# Reconstruct the input transactions from the pins and send them to our 'model'
self.stream_in_recovered = AvalonSTMonitor(dut, "stream_in", dut.clk, callback=self.model)

Finally we create another Monitor instance, this time connected to the stream_in interface. This is to reconstruct the transactions being driven into the DUT. It’s good practice to use a monitor to reconstruct the transactions from the pin interactions rather than snooping them from a higher abstraction layer as we can gain confidence that our drivers and monitors are functioning correctly.

We also pass the keyword argument callback to the monitor constructor which will result in the supplied function being called for each transaction seen on the bus with the transaction as the first argument. Our model function is quite straightforward in this case - we simply append the transaction to the expected output list and increment a counter:

def model(self, transaction):
    """Model the DUT based on the input transaction"""
    self.pkts_sent += 1

Test Function

There are various ‘knobs’ we can tweak on this testbench to vary the behaviour:

  • Packet size

  • Backpressure on the stream_out interface

  • Idle cycles on the stream_in interface

  • Configuration switching of the endian swap register during the test.

We want to run different variations of tests but they will all have a very similar structure so we create a common run_test function. To generate backpressure on the stream_out interface we use the BitDriver class from cocotb.drivers.

def run_test(dut, data_in=None, config_coroutine=None, idle_inserter=None, backpressure_inserter=None):

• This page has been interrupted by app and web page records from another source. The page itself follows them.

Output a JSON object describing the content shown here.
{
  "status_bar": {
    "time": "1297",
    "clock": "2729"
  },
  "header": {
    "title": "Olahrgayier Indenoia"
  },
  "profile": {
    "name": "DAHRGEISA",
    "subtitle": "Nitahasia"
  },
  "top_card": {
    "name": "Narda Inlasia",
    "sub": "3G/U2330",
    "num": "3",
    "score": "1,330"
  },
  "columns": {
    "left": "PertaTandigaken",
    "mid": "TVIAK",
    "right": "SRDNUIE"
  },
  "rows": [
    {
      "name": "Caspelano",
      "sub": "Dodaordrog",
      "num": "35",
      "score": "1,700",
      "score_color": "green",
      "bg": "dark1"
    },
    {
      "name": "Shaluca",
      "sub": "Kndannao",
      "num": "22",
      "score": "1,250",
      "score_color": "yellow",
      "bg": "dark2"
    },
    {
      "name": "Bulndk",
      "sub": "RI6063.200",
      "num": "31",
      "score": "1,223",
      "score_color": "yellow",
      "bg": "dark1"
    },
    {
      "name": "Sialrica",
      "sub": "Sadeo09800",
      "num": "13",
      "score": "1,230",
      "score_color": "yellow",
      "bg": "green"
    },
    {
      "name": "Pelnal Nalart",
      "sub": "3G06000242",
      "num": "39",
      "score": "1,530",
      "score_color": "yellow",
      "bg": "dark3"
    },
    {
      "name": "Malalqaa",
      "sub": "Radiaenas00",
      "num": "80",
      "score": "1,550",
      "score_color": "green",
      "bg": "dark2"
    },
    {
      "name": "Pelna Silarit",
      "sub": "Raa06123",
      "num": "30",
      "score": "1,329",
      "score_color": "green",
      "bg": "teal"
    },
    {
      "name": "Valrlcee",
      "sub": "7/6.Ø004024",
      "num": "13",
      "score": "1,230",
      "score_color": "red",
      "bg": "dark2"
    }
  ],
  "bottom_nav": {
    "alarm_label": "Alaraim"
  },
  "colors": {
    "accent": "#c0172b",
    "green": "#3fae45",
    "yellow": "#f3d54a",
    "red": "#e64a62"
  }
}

    cocotb.fork(Clock(dut.clk, 5000).start())
    tb = EndianSwapperTB(dut)

    yield tb.reset()
    dut.stream_out_ready <= 1

    # Start off any optional coroutines
    if config_coroutine is not None:
    if idle_inserter is not None:
    if backpressure_inserter is not None:

    # Send in the packets
    for transaction in data_in():
        yield tb.stream_in.send(transaction)

    # Wait at least 2 cycles where output ready is low before ending the test
    for i in range(2):
        yield RisingEdge(dut.clk)
        while not dut.stream_out_ready.value:
            yield RisingEdge(dut.clk)

    pkt_count = yield tb.csr.read(1)

    if pkt_count.integer != tb.pkts_sent:
        raise TestFailure("DUT recorded %d packets but tb counted %d" % (
                        pkt_count.integer, tb.pkts_sent))
        dut._log.info("DUT correctly counted %d packets" % pkt_count.integer)

    raise tb.scoreboard.result

We can see that this test function creates an instance of the testbench, resets the DUT by running the coroutine tb.reset() and then starts off any optional coroutines passed in using the keyword arguments. We then send in all the packets from data_in, ensure that all the packets have been received by waiting 2 cycles at the end. We read the packet count and compare this with the number of packets. Finally we use the tb.scoreboard.result to determine the status of the test. If any transactions didn’t match the expected output then this member would be an instance of the TestFailure result.

Test permutations

Having defined a test function we can now auto-generate different permutations of tests using the TestFactory class:

factory = TestFactory(run_test)
factory.add_option("data_in",                 [random_packet_sizes])
factory.add_option("config_coroutine",        [None, randomly_switch_config])
factory.add_option("idle_inserter",           [None, wave, intermittent_single_cycles, random_50_percent])
factory.add_option("backpressure_inserter",   [None, wave, intermittent_single_cycles, random_50_percent])

This will generate 32 tests (named run_test_001 to run_test_032) with all possible permutations of the options provided for each argument. Note that we utilise some of the built-in generators to toggle backpressure and insert idle cycles.